WHAT IS NEEDED | Every entry should be copied exactly, with nothing added or dropped.

Content starts

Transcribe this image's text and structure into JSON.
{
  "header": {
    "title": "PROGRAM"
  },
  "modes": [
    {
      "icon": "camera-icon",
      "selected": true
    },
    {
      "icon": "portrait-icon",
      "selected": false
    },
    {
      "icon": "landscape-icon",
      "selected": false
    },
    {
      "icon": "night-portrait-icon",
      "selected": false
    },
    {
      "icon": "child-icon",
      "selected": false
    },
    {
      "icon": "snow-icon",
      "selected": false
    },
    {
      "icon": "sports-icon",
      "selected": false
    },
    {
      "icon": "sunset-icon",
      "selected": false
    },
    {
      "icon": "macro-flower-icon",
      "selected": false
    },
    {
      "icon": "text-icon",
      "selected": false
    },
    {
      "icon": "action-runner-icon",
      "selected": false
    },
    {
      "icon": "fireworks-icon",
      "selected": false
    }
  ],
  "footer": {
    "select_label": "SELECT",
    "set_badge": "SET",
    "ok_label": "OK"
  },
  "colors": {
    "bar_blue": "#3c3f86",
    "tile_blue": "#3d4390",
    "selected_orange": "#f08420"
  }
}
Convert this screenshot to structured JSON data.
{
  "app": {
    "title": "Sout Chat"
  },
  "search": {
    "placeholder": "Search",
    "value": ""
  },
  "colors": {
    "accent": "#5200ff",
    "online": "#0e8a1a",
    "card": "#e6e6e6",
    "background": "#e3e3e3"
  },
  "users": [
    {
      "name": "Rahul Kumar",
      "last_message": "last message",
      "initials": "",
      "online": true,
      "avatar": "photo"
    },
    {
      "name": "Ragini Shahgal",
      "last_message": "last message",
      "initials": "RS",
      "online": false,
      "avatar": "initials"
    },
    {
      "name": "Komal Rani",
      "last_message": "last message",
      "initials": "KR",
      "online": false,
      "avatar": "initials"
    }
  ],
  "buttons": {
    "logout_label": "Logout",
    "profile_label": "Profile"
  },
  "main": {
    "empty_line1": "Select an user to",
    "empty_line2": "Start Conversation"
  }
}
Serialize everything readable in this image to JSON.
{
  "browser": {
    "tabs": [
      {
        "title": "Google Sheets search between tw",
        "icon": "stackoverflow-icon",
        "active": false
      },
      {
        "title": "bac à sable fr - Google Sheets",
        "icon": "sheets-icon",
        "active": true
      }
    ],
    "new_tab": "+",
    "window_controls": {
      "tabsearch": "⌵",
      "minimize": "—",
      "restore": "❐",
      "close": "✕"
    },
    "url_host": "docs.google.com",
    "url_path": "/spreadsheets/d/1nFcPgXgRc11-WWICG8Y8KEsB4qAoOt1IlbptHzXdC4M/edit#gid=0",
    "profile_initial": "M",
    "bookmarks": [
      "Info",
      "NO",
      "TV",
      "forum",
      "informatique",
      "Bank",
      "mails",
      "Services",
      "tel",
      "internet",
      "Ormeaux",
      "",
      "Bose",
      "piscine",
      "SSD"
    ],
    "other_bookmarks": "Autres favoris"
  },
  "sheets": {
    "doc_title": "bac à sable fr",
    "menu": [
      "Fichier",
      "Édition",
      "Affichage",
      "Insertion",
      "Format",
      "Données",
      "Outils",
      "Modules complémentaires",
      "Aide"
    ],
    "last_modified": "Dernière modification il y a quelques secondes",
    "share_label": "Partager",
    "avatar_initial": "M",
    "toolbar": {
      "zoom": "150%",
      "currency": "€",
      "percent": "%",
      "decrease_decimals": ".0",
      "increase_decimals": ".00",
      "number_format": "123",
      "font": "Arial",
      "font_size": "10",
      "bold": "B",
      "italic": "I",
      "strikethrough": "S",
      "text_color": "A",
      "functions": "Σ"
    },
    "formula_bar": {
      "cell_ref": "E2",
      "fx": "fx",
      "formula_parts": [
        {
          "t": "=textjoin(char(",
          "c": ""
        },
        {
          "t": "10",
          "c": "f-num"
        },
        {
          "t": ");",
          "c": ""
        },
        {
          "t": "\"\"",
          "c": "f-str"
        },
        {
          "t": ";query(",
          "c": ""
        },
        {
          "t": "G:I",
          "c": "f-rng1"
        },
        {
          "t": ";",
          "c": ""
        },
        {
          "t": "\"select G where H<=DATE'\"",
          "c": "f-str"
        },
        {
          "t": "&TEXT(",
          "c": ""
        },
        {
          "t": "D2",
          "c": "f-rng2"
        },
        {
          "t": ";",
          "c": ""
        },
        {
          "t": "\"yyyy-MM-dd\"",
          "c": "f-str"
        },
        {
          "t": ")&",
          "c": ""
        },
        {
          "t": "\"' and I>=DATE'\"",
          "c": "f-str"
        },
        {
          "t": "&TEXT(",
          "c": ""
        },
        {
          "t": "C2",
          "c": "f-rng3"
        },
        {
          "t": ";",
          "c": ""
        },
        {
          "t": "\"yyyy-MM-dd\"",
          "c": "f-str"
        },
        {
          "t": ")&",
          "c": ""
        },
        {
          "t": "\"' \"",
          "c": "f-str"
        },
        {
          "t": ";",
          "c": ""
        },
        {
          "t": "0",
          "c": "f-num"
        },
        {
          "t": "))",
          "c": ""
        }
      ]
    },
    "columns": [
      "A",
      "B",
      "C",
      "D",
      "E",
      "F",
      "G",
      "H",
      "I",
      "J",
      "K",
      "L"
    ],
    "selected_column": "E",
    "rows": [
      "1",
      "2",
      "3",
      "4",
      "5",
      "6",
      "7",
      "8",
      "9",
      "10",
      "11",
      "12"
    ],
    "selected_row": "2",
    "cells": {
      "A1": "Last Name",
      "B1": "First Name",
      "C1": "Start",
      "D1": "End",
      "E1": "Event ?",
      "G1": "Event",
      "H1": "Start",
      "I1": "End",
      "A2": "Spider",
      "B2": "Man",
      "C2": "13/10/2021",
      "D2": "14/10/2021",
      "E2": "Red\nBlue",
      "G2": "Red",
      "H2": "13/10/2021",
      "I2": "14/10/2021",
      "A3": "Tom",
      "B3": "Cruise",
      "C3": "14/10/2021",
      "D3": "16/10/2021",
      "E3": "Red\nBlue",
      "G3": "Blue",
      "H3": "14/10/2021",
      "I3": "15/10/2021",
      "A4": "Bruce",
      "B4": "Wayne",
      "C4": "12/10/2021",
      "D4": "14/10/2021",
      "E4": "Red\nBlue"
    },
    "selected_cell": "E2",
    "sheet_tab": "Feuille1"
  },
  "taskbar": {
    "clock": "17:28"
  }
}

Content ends

RESPONSE TO THE TASK |
Transcribe this image's text and structure into JSON.
{
  "header": {
    "title": "PROGRAM"
  },
  "modes": [
    {
      "icon": "camera-icon",
      "selected": true
    },
    {
      "icon": "portrait-icon",
      "selected": false
    },
    {
      "icon": "landscape-icon",
      "selected": false
    },
    {
      "icon": "night-portrait-icon",
      "selected": false
    },
    {
      "icon": "child-icon",
      "selected": false
    },
    {
      "icon": "snow-icon",
      "selected": false
    },
    {
      "icon": "sports-icon",
      "selected": false
    },
    {
      "icon": "sunset-icon",
      "selected": false
    },
    {
      "icon": "macro-flower-icon",
      "selected": false
    },
    {
      "icon": "text-icon",
      "selected": false
    },
    {
      "icon": "action-runner-icon",
      "selected": false
    },
    {
      "icon": "fireworks-icon",
      "selected": false
    }
  ],
  "footer": {
    "select_label": "SELECT",
    "set_badge": "SET",
    "ok_label": "OK"
  },
  "colors": {
    "bar_blue": "#3c3f86",
    "tile_blue": "#3d4390",
    "selected_orange": "#f08420"
  }
}
Convert this screenshot to structured JSON data.
{
  "app": {
    "title": "Sout Chat"
  },
  "search": {
    "placeholder": "Search",
    "value": ""
  },
  "colors": {
    "accent": "#5200ff",
    "online": "#0e8a1a",
    "card": "#e6e6e6",
    "background": "#e3e3e3"
  },
  "users": [
    {
      "name": "Rahul Kumar",
      "last_message": "last message",
      "initials": "",
      "online": true,
      "avatar": "photo"
    },
    {
      "name": "Ragini Shahgal",
      "last_message": "last message",
      "initials": "RS",
      "online": false,
      "avatar": "initials"
    },
    {
      "name": "Komal Rani",
      "last_message": "last message",
      "initials": "KR",
      "online": false,
      "avatar": "initials"
    }
  ],
  "buttons": {
    "logout_label": "Logout",
    "profile_label": "Profile"
  },
  "main": {
    "empty_line1": "Select an user to",
    "empty_line2": "Start Conversation"
  }
}
Serialize everything readable in this image to JSON.
{
  "browser": {
    "tabs": [
      {
        "title": "Google Sheets search between tw",
        "icon": "stackoverflow-icon",
        "active": false
      },
      {
        "title": "bac à sable fr - Google Sheets",
        "icon": "sheets-icon",
        "active": true
      }
    ],
    "new_tab": "+",
    "window_controls": {
      "tabsearch": "⌵",
      "minimize": "—",
      "restore": "❐",
      "close": "✕"
    },
    "url_host": "docs.google.com",
    "url_path": "/spreadsheets/d/1nFcPgXgRc11-WWICG8Y8KEsB4qAoOt1IlbptHzXdC4M/edit#gid=0",
    "profile_initial": "M",
    "bookmarks": [
      "Info",
      "NO",
      "TV",
      "forum",
      "informatique",
      "Bank",
      "mails",
      "Services",
      "tel",
      "internet",
      "Ormeaux",
      "",
      "Bose",
      "piscine",
      "SSD"
    ],
    "other_bookmarks": "Autres favoris"
  },
  "sheets": {
    "doc_title": "bac à sable fr",
    "menu": [
      "Fichier",
      "Édition",
      "Affichage",
      "Insertion",
      "Format",
      "Données",
      "Outils",
      "Modules complémentaires",
      "Aide"
    ],
    "last_modified": "Dernière modification il y a quelques secondes",
    "share_label": "Partager",
    "avatar_initial": "M",
    "toolbar": {
      "zoom": "150%",
      "currency": "€",
      "percent": "%",
      "decrease_decimals": ".0",
      "increase_decimals": ".00",
      "number_format": "123",
      "font": "Arial",
      "font_size": "10",
      "bold": "B",
      "italic": "I",
      "strikethrough": "S",
      "text_color": "A",
      "functions": "Σ"
    },
    "formula_bar": {
      "cell_ref": "E2",
      "fx": "fx",
      "formula_parts": [
        {
          "t": "=textjoin(char(",
          "c": ""
        },
        {
          "t": "10",
          "c": "f-num"
        },
        {
          "t": ");",
          "c": ""
        },
        {
          "t": "\"\"",
          "c": "f-str"
        },
        {
          "t": ";query(",
          "c": ""
        },
        {
          "t": "G:I",
          "c": "f-rng1"
        },
        {
          "t": ";",
          "c": ""
        },
        {
          "t": "\"select G where H<=DATE'\"",
          "c": "f-str"
        },
        {
          "t": "&TEXT(",
          "c": ""
        },
        {
          "t": "D2",
          "c": "f-rng2"
        },
        {
          "t": ";",
          "c": ""
        },
        {
          "t": "\"yyyy-MM-dd\"",
          "c": "f-str"
        },
        {
          "t": ")&",
          "c": ""
        },
        {
          "t": "\"' and I>=DATE'\"",
          "c": "f-str"
        },
        {
          "t": "&TEXT(",
          "c": ""
        },
        {
          "t": "C2",
          "c": "f-rng3"
        },
        {
          "t": ";",
          "c": ""
        },
        {
          "t": "\"yyyy-MM-dd\"",
          "c": "f-str"
        },
        {
          "t": ")&",
          "c": ""
        },
        {
          "t": "\"' \"",
          "c": "f-str"
        },
        {
          "t": ";",
          "c": ""
        },
        {
          "t": "0",
          "c": "f-num"
        },
        {
          "t": "))",
          "c": ""
        }
      ]
    },
    "columns": [
      "A",
      "B",
      "C",
      "D",
      "E",
      "F",
      "G",
      "H",
      "I",
      "J",
      "K",
      "L"
    ],
    "selected_column": "E",
    "rows": [
      "1",
      "2",
      "3",
      "4",
      "5",
      "6",
      "7",
      "8",
      "9",
      "10",
      "11",
      "12"
    ],
    "selected_row": "2",
    "cells": {
      "A1": "Last Name",
      "B1": "First Name",
      "C1": "Start",
      "D1": "End",
      "E1": "Event ?",
      "G1": "Event",
      "H1": "Start",
      "I1": "End",
      "A2": "Spider",
      "B2": "Man",
      "C2": "13/10/2021",
      "D2": "14/10/2021",
      "E2": "Red\nBlue",
      "G2": "Red",
      "H2": "13/10/2021",
      "I2": "14/10/2021",
      "A3": "Tom",
      "B3": "Cruise",
      "C3": "14/10/2021",
      "D3": "16/10/2021",
      "E3": "Red\nBlue",
      "G3": "Blue",
      "H3": "14/10/2021",
      "I3": "15/10/2021",
      "A4": "Bruce",
      "B4": "Wayne",
      "C4": "12/10/2021",
      "D4": "14/10/2021",
      "E4": "Red\nBlue"
    },
    "selected_cell": "E2",
    "sheet_tab": "Feuille1"
  },
  "taskbar": {
    "clock": "17:28"
  }
}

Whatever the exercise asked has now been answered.